What’s the expiration date of hate? The shelf life of discrimination? The half life of exclusion?
There is one, you know. Today’s institutional, systemic discrimination is tomorrow’s acceptance.
You can bemoan that fact as a symptom of moral relativism or the liberalization of society or you can champion that fact as symptom of right winning out over wrong, but it doesn’t matter.
Maurice Maeterlinck wrote, “At every crossroads on the path that leads to the future, tradition has placed 10,000 men to guard the past.”
Whether you’re a stumbling block or conduit, discrimination does have a shelf life.
Case in point: if you told me when I was growing up in the 80s and 90s that the presidential election of 2012 would have an incumbent African-American president, a Democrat, sparring with three possible Republican nominees—one a Mormon, one a Catholic, and the other a Lutheran turned Baptist turned Catholic who has chosen wives as many times as he’s chosen denominations—I would’ve laughed at your ridiculous ideas.
Just in my 30 years of life, I’ve heard people argue that a person’s race, a person’s religion (denomination!), or a person’s marital history not only precludes them from being a good leader, but also precludes him or her from being a whole person. The societal qualifications for complete personhood change. Opinions change. Things change.
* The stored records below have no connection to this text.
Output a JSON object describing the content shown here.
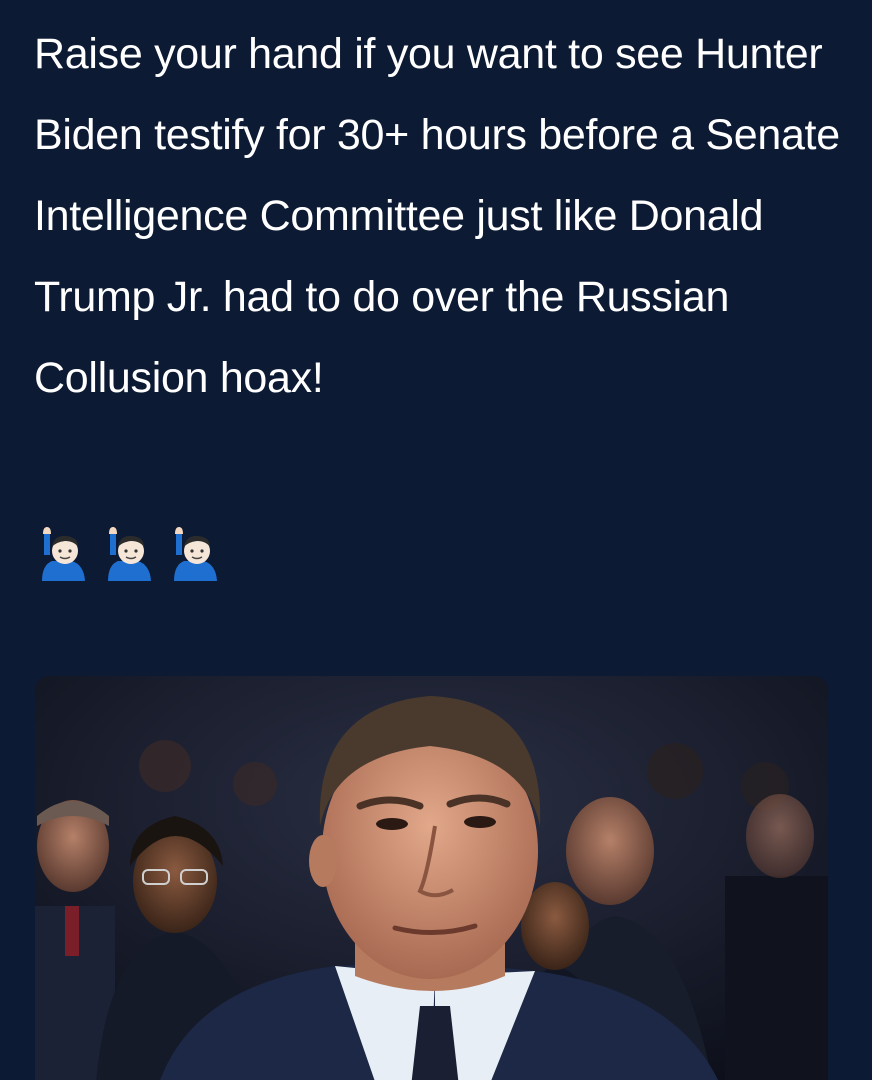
{
  "tweet": {
    "text": "Raise your hand if you want to see Hunter Biden testify for 30+ hours before a Senate Intelligence Committee just like Donald Trump Jr. had to do over the Russian Collusion hoax!",
    "emojis": [
      "person-raising-hand-icon",
      "person-raising-hand-icon",
      "person-raising-hand-icon"
    ]
  },
  "colors": {
    "background": "#0c1a33",
    "text": "#ffffff",
    "emoji_sleeve": "#1f6fd1"
  },
  "media": {
    "kind": "photo"
  }
}
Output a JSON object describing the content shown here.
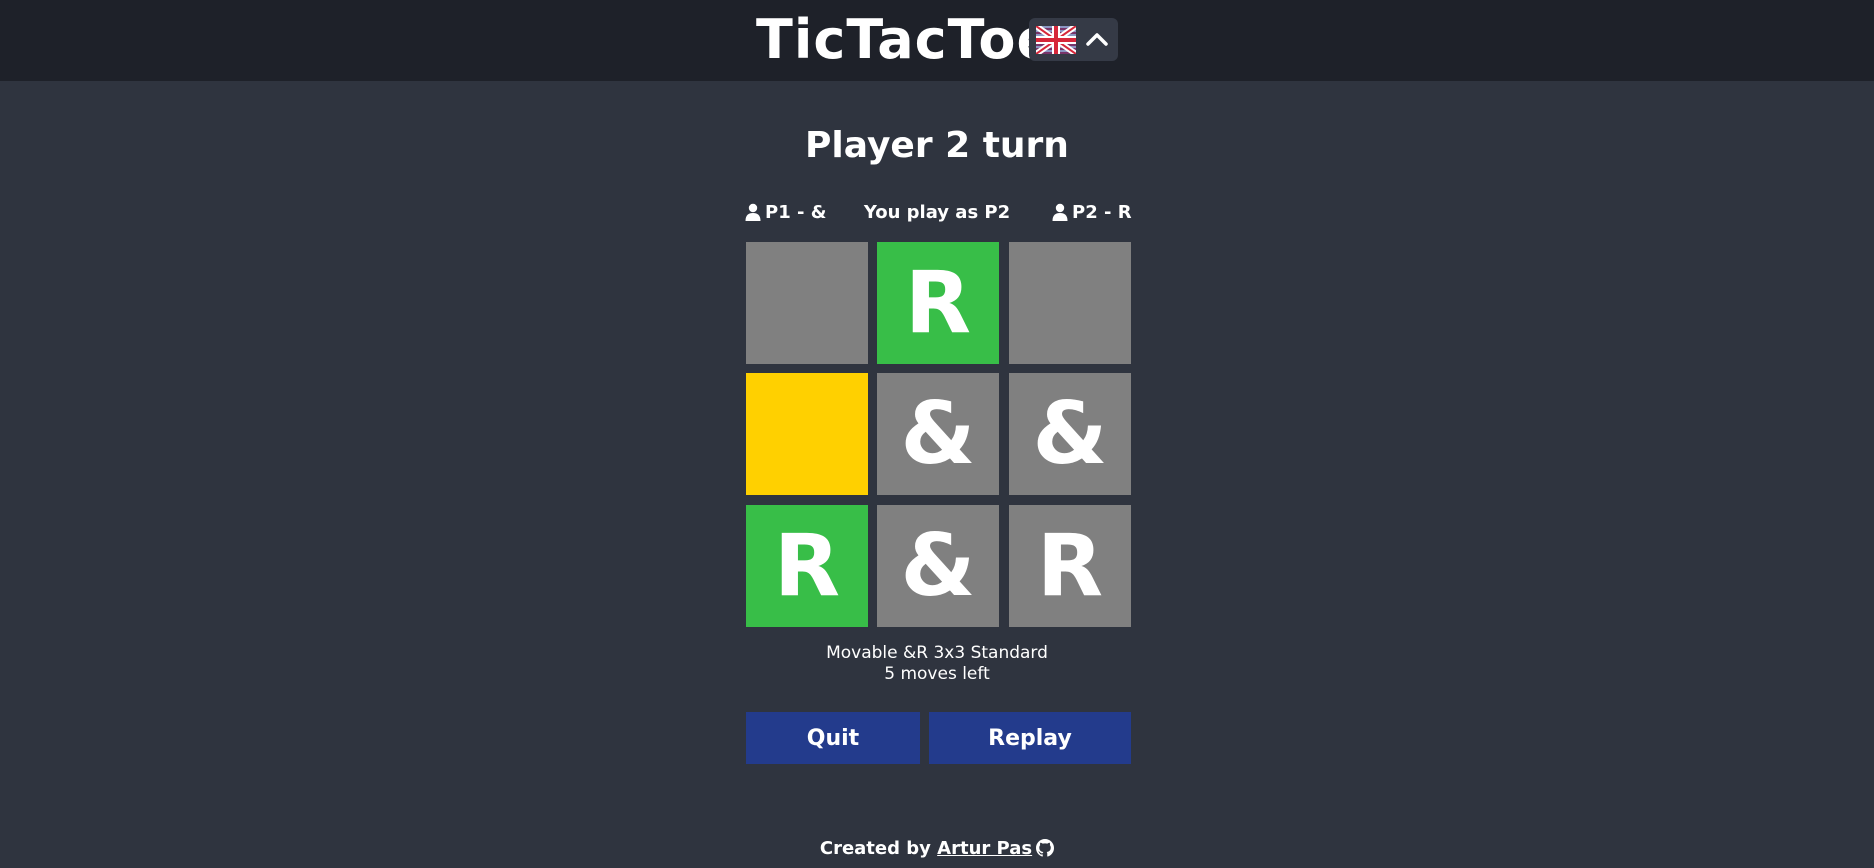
{
  "header": {
    "title": "TicTacToe",
    "language_icon": "uk-flag-icon",
    "language_toggle_icon": "chevron-up-icon"
  },
  "game": {
    "status": "Player 2 turn",
    "players": {
      "p1": "P1 - &",
      "you": "You play as P2",
      "p2": "P2 - R",
      "icon": "user-icon"
    },
    "board": [
      {
        "value": "",
        "state": "empty"
      },
      {
        "value": "R",
        "state": "highlighted"
      },
      {
        "value": "",
        "state": "empty"
      },
      {
        "value": "",
        "state": "selected"
      },
      {
        "value": "&",
        "state": "normal"
      },
      {
        "value": "&",
        "state": "normal"
      },
      {
        "value": "R",
        "state": "highlighted"
      },
      {
        "value": "&",
        "state": "normal"
      },
      {
        "value": "R",
        "state": "normal"
      }
    ],
    "mode": "Movable &R 3x3 Standard",
    "moves_left": "5 moves left"
  },
  "actions": {
    "quit": "Quit",
    "replay": "Replay"
  },
  "footer": {
    "created_by": "Created by",
    "author": "Artur Pas",
    "repo_icon": "github-icon"
  },
  "colors": {
    "background": "#2f343f",
    "header_background": "#1e2129",
    "cell_normal": "#808080",
    "cell_highlighted": "#38be48",
    "cell_selected": "#ffd000",
    "button": "#233b8c"
  }
}
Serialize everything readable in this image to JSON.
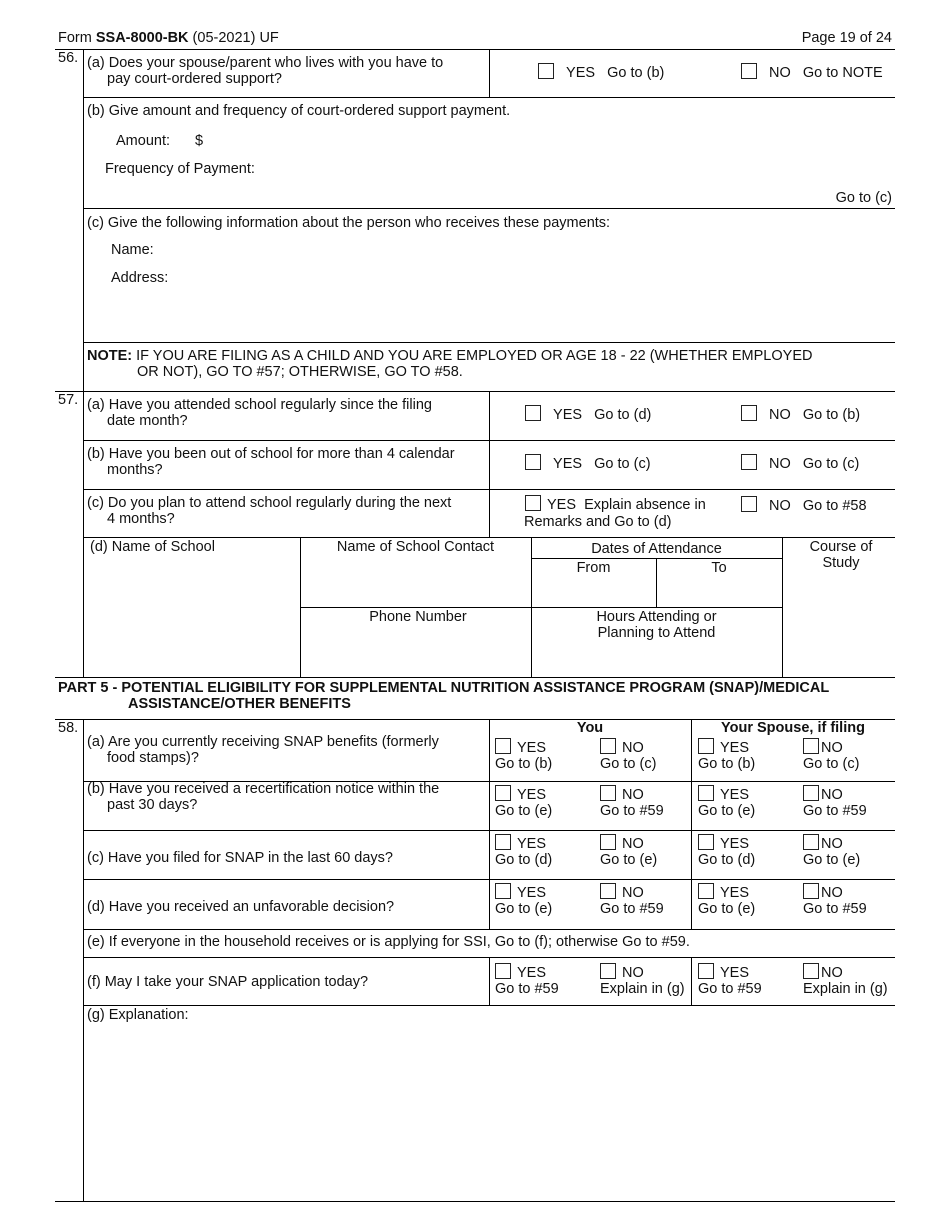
{
  "header": {
    "form_prefix": "Form ",
    "form_id": "SSA-8000-BK",
    "form_suffix": " (05-2021) UF",
    "page": "Page 19 of 24"
  },
  "q56": {
    "number": "56.",
    "a": {
      "line1": "(a) Does your spouse/parent who lives with you have to",
      "line2": "pay court-ordered support?",
      "yes": "YES   Go to (b)",
      "no": "NO   Go to NOTE"
    },
    "b": {
      "text": "(b) Give amount and frequency of court-ordered support payment.",
      "amount_label": "Amount:",
      "amount_symbol": "$",
      "frequency_label": "Frequency of Payment:",
      "goto": "Go to (c)"
    },
    "c": {
      "text": "(c) Give the following information about the person who receives these payments:",
      "name_label": "Name:",
      "address_label": "Address:"
    },
    "note": {
      "label": "NOTE:",
      "line1": " IF YOU ARE FILING AS A CHILD AND YOU ARE EMPLOYED OR AGE 18 - 22 (WHETHER EMPLOYED",
      "line2": "OR NOT), GO TO #57; OTHERWISE, GO TO #58."
    }
  },
  "q57": {
    "number": "57.",
    "a": {
      "line1": "(a) Have you attended school regularly since the filing",
      "line2": "date month?",
      "yes": "YES   Go to (d)",
      "no": "NO   Go to (b)"
    },
    "b": {
      "line1": "(b) Have you been out of school for more than 4 calendar",
      "line2": "months?",
      "yes": "YES   Go to (c)",
      "no": "NO   Go to (c)"
    },
    "c": {
      "line1": "(c) Do you plan to attend school regularly during the next",
      "line2": "4 months?",
      "yes_line1": "YES  Explain absence in",
      "yes_line2": "Remarks and Go to (d)",
      "no": "NO   Go to #58"
    },
    "d": {
      "school_name": "(d) Name of School",
      "contact": "Name of School Contact",
      "dates": "Dates of Attendance",
      "from": "From",
      "to": "To",
      "course_line1": "Course of",
      "course_line2": "Study",
      "phone": "Phone Number",
      "hours_line1": "Hours Attending or",
      "hours_line2": "Planning to Attend"
    }
  },
  "part5": {
    "line1": "PART 5 - POTENTIAL ELIGIBILITY FOR SUPPLEMENTAL NUTRITION ASSISTANCE PROGRAM (SNAP)/MEDICAL",
    "line2": "ASSISTANCE/OTHER BENEFITS"
  },
  "q58": {
    "number": "58.",
    "col_you": "You",
    "col_spouse": "Your Spouse, if filing",
    "rows": [
      {
        "line1": "(a) Are you currently receiving SNAP benefits (formerly",
        "line2": "food stamps)?",
        "opts": [
          {
            "label": "YES",
            "goto": "Go to (b)"
          },
          {
            "label": "NO",
            "goto": "Go to (c)"
          },
          {
            "label": "YES",
            "goto": "Go to (b)"
          },
          {
            "label": "NO",
            "goto": "Go to (c)"
          }
        ]
      },
      {
        "line1": "(b) Have you received a recertification notice within the",
        "line2": "past 30 days?",
        "opts": [
          {
            "label": "YES",
            "goto": "Go to (e)"
          },
          {
            "label": "NO",
            "goto": "Go to #59"
          },
          {
            "label": "YES",
            "goto": "Go to (e)"
          },
          {
            "label": "NO",
            "goto": "Go to #59"
          }
        ]
      },
      {
        "line1": "(c) Have you filed for SNAP in the last 60 days?",
        "line2": "",
        "opts": [
          {
            "label": "YES",
            "goto": "Go to (d)"
          },
          {
            "label": "NO",
            "goto": "Go to (e)"
          },
          {
            "label": "YES",
            "goto": "Go to (d)"
          },
          {
            "label": "NO",
            "goto": "Go to (e)"
          }
        ]
      },
      {
        "line1": "(d) Have you received an unfavorable decision?",
        "line2": "",
        "opts": [
          {
            "label": "YES",
            "goto": "Go to (e)"
          },
          {
            "label": "NO",
            "goto": "Go to #59"
          },
          {
            "label": "YES",
            "goto": "Go to (e)"
          },
          {
            "label": "NO",
            "goto": "Go to #59"
          }
        ]
      }
    ],
    "e": "(e) If everyone in the household receives or is applying for SSI, Go to (f); otherwise Go to #59.",
    "f": {
      "text": "(f) May I take your SNAP application today?",
      "opts": [
        {
          "label": "YES",
          "goto": "Go to #59"
        },
        {
          "label": "NO",
          "goto": "Explain in (g)"
        },
        {
          "label": "YES",
          "goto": "Go to #59"
        },
        {
          "label": "NO",
          "goto": "Explain in (g)"
        }
      ]
    },
    "g": "(g) Explanation:"
  }
}
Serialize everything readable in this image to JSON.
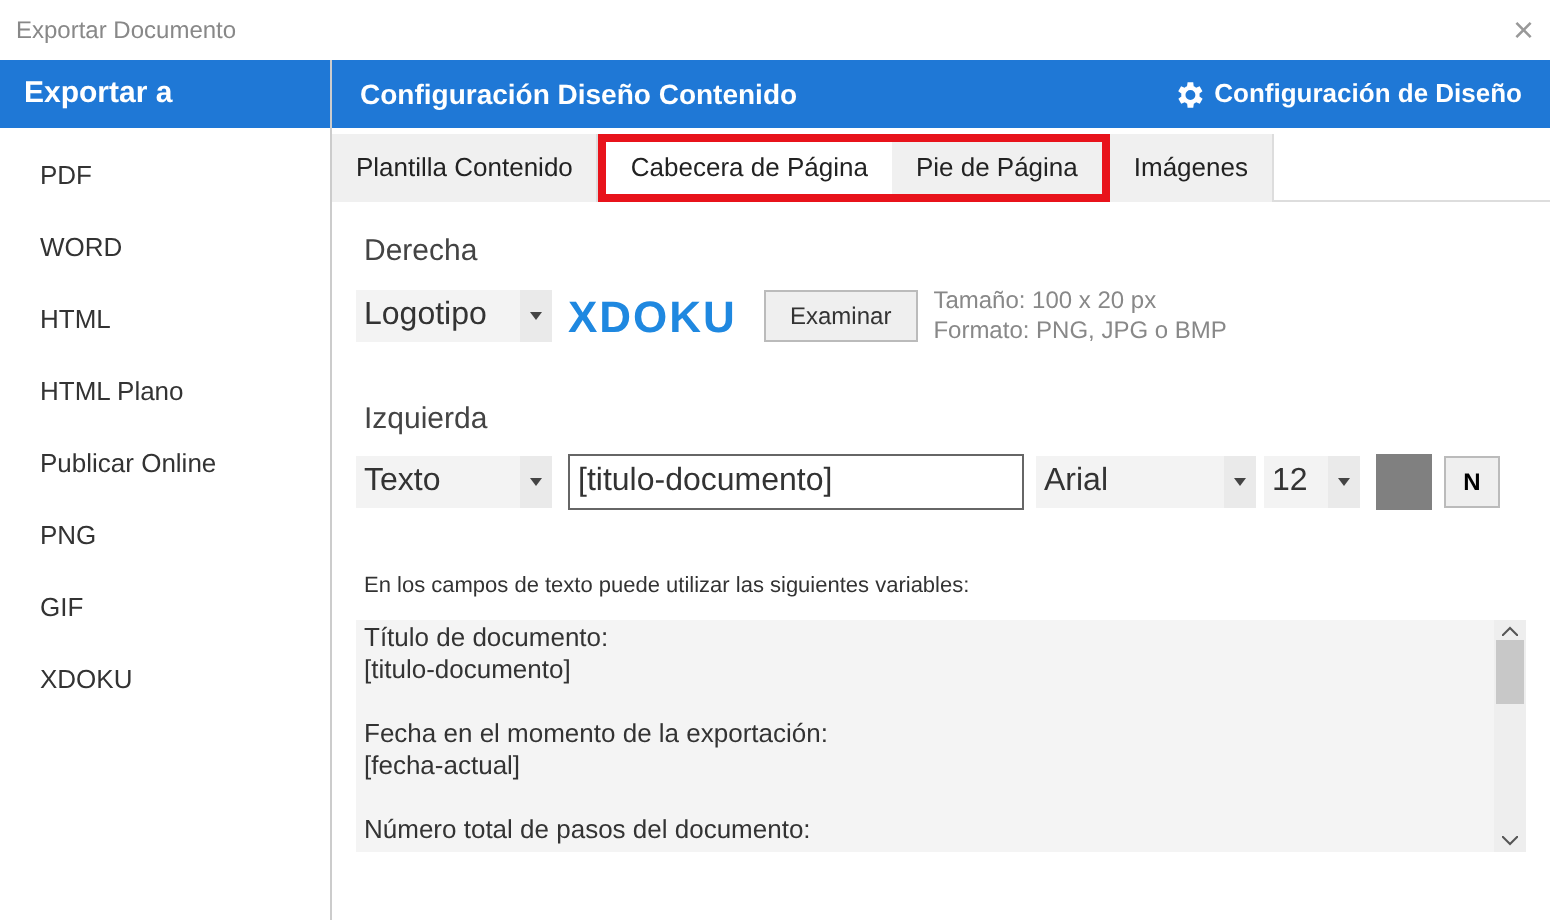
{
  "window": {
    "title": "Exportar Documento",
    "close": "×"
  },
  "sidebar": {
    "title": "Exportar a",
    "items": [
      {
        "label": "PDF",
        "selected": false
      },
      {
        "label": "WORD",
        "selected": false
      },
      {
        "label": "HTML",
        "selected": false
      },
      {
        "label": "HTML Plano",
        "selected": false
      },
      {
        "label": "Publicar Online",
        "selected": false
      },
      {
        "label": "PNG",
        "selected": false
      },
      {
        "label": "GIF",
        "selected": false
      },
      {
        "label": "XDOKU",
        "selected": false
      }
    ]
  },
  "header": {
    "title": "Configuración Diseño Contenido",
    "settings_link": "Configuración de Diseño"
  },
  "tabs": [
    {
      "label": "Plantilla Contenido",
      "selected": false,
      "highlighted": false
    },
    {
      "label": "Cabecera de Página",
      "selected": true,
      "highlighted": true
    },
    {
      "label": "Pie de Página",
      "selected": false,
      "highlighted": true
    },
    {
      "label": "Imágenes",
      "selected": false,
      "highlighted": false
    }
  ],
  "right": {
    "heading": "Derecha",
    "type": "Logotipo",
    "logo": "XDOKU",
    "browse_button": "Examinar",
    "size_hint": "Tamaño: 100 x 20 px",
    "format_hint": "Formato: PNG, JPG o BMP"
  },
  "left": {
    "heading": "Izquierda",
    "type": "Texto",
    "value": "[titulo-documento]",
    "font": "Arial",
    "size": "12",
    "color": "#808080",
    "bold_button": "N"
  },
  "variables": {
    "intro": "En los campos de texto puede utilizar las siguientes variables:",
    "entries": [
      {
        "label": "Título de documento:",
        "variable": "[titulo-documento]"
      },
      {
        "label": "Fecha en el momento de la exportación:",
        "variable": "[fecha-actual]"
      },
      {
        "label": "Número total de pasos del documento:"
      }
    ]
  }
}
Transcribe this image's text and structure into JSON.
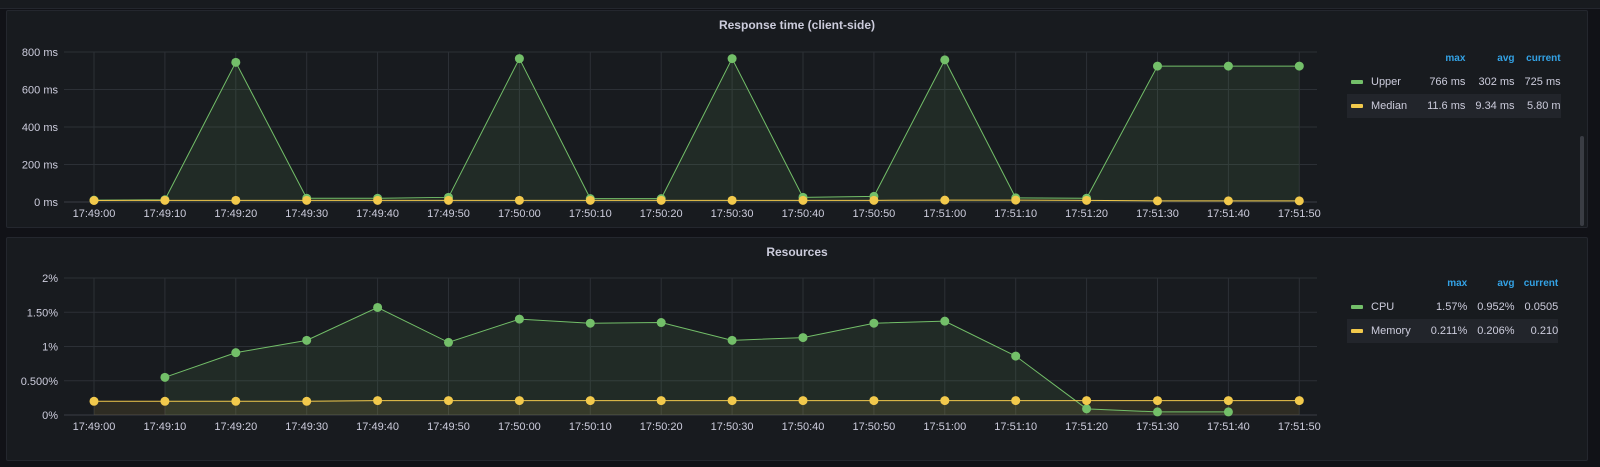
{
  "chart_data": [
    {
      "type": "line",
      "title": "Response time (client-side)",
      "xlabel": "",
      "ylabel": "",
      "categories": [
        "17:49:00",
        "17:49:10",
        "17:49:20",
        "17:49:30",
        "17:49:40",
        "17:49:50",
        "17:50:00",
        "17:50:10",
        "17:50:20",
        "17:50:30",
        "17:50:40",
        "17:50:50",
        "17:51:00",
        "17:51:10",
        "17:51:20",
        "17:51:30",
        "17:51:40",
        "17:51:50"
      ],
      "ylim": [
        0,
        800
      ],
      "yticks": [
        "0 ms",
        "200 ms",
        "400 ms",
        "600 ms",
        "800 ms"
      ],
      "grid": true,
      "legend_placement": "right",
      "legend_columns": [
        "max",
        "avg",
        "current"
      ],
      "series": [
        {
          "name": "Upper",
          "color": "#73bf69",
          "fill": true,
          "values": [
            10,
            12,
            745,
            20,
            20,
            25,
            765,
            18,
            18,
            765,
            25,
            30,
            758,
            22,
            20,
            725,
            725,
            725
          ],
          "stats": [
            "766 ms",
            "302 ms",
            "725 ms"
          ]
        },
        {
          "name": "Median",
          "color": "#f2c94c",
          "fill": false,
          "values": [
            8,
            9,
            9,
            9,
            9,
            9,
            9,
            9,
            9,
            9,
            9,
            9,
            10,
            10,
            9,
            6,
            6,
            6
          ],
          "stats": [
            "11.6 ms",
            "9.34 ms",
            "5.80 m"
          ]
        }
      ]
    },
    {
      "type": "line",
      "title": "Resources",
      "xlabel": "",
      "ylabel": "",
      "categories": [
        "17:49:00",
        "17:49:10",
        "17:49:20",
        "17:49:30",
        "17:49:40",
        "17:49:50",
        "17:50:00",
        "17:50:10",
        "17:50:20",
        "17:50:30",
        "17:50:40",
        "17:50:50",
        "17:51:00",
        "17:51:10",
        "17:51:20",
        "17:51:30",
        "17:51:40",
        "17:51:50"
      ],
      "ylim": [
        0,
        2
      ],
      "yticks": [
        "0%",
        "0.500%",
        "1%",
        "1.50%",
        "2%"
      ],
      "grid": true,
      "legend_placement": "right",
      "legend_columns": [
        "max",
        "avg",
        "current"
      ],
      "series": [
        {
          "name": "CPU",
          "color": "#73bf69",
          "fill": true,
          "values": [
            null,
            0.55,
            0.91,
            1.09,
            1.57,
            1.06,
            1.4,
            1.34,
            1.35,
            1.09,
            1.13,
            1.34,
            1.37,
            0.86,
            0.09,
            0.045,
            0.045,
            null
          ],
          "stats": [
            "1.57%",
            "0.952%",
            "0.0505"
          ]
        },
        {
          "name": "Memory",
          "color": "#f2c94c",
          "fill": true,
          "values": [
            0.2,
            0.2,
            0.2,
            0.2,
            0.21,
            0.21,
            0.21,
            0.21,
            0.21,
            0.21,
            0.21,
            0.21,
            0.21,
            0.21,
            0.21,
            0.21,
            0.21,
            0.21
          ],
          "stats": [
            "0.211%",
            "0.206%",
            "0.210"
          ]
        }
      ]
    }
  ]
}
Things progress. You can call yourself whatever you wish—moderate, liberal, conservative, etc.—and by all means follow and vote your convictions—but the world is progressing. And there doesn’t seem to be a whole lot that people can do to stop it.
Slow it down, sure. But you can’t stop it. The Arab Spring has sprung. Interracial couples marry and are more accepted. Women are ordained to serve as deacons, as ministers, as pastors in Baptist?—yes, Baptist—churches. People with disabilities are finding more societal support and understanding and less discrimination.
You can argue notable exceptions to this white man’s thoughts about discrimination. You’d have a fair point. You can argue that people who peddle discrimination will always have a good living. You’re right. You can argue that, even in this election, people suggest that it’s more tolerable to be Catholic than Mormon (though they don’t care for either one), that it’s more acceptable to be black than to be married three times (though they don’t care for either one), more acceptable to be conservative than liberal, more acceptable to be moderately wealthy than to be ridiculously wealthy (though they don’t care for either one).
Discrimination hasn’t changed, you might argue, but the list of things we’ll tolerate has. Perhaps you’re right.
My point is this: if there’s safety in numbers, opinions that elevate one group of people and subjugate another will only be culturally safe for a certain amount of time. Discrimination is a gamble. History suggests it’s a losing gamble.
Know when to walk away from your hate. Know when to run. Progressing takes blood, sweat, and tears. Not progressing is more difficult and, ultimately, less successful.
What if your principles guide your acceptance or lack of acceptance? What if you’re not concerned about societal whims, just about the difference between right and wrong? If you’re a Christian, this is both your principle statement and your principal statement: “Love your neighbor as yourself.”
Let the dissection of the words love and neighbor continue just as they have for millennia; the progress of the world will continue even with the etymological dissection.
“The arc of the moral universe is long,” Martin Luther King said, “but it bends toward justice.”
Let the bending continue.
-Josh Hunt is pastor of Ross Grove Baptist Church in Shelby, N.C.